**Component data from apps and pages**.

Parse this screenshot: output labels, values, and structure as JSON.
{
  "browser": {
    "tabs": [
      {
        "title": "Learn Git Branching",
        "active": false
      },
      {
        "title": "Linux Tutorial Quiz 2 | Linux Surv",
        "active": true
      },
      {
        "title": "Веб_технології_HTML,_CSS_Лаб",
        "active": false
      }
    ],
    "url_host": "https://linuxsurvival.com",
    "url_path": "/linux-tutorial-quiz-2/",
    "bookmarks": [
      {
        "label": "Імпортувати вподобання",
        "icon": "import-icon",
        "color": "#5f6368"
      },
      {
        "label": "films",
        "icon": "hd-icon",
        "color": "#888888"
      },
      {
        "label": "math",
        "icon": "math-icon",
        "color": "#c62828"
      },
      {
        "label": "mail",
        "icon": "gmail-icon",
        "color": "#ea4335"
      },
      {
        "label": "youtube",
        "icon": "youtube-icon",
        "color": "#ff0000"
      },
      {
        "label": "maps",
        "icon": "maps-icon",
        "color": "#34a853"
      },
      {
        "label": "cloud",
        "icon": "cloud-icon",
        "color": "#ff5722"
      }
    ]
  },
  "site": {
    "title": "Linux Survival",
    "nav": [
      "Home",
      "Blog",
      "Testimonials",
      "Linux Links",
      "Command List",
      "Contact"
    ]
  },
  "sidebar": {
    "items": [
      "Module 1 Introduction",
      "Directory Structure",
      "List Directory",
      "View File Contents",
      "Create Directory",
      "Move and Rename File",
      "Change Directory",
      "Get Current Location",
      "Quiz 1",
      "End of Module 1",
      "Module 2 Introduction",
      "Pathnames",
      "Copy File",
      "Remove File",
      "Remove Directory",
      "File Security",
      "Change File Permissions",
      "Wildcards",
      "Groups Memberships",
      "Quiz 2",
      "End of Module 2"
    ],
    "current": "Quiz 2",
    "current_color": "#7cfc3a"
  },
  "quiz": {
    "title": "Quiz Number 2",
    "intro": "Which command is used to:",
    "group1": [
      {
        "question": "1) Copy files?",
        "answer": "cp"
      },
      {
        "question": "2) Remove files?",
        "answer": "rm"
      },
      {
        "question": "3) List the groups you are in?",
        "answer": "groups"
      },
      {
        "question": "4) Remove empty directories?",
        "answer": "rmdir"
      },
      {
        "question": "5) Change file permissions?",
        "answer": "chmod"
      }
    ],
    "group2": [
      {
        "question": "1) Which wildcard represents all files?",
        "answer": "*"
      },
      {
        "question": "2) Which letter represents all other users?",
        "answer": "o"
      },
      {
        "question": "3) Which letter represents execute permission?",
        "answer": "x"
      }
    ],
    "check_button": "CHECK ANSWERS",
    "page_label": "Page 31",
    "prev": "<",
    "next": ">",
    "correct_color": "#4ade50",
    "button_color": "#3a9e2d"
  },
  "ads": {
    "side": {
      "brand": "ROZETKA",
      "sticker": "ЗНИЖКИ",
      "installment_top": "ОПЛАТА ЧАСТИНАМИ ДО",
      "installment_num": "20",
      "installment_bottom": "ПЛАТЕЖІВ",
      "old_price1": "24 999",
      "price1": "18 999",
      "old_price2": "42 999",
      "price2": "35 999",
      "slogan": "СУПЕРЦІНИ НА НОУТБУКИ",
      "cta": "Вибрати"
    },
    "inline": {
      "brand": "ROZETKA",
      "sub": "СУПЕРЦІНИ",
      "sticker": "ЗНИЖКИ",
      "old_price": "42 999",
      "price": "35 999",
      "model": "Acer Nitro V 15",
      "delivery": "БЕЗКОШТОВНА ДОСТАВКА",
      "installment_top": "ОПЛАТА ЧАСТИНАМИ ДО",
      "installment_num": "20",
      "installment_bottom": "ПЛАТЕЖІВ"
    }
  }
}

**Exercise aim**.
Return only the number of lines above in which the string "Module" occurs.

**Your solution**.
4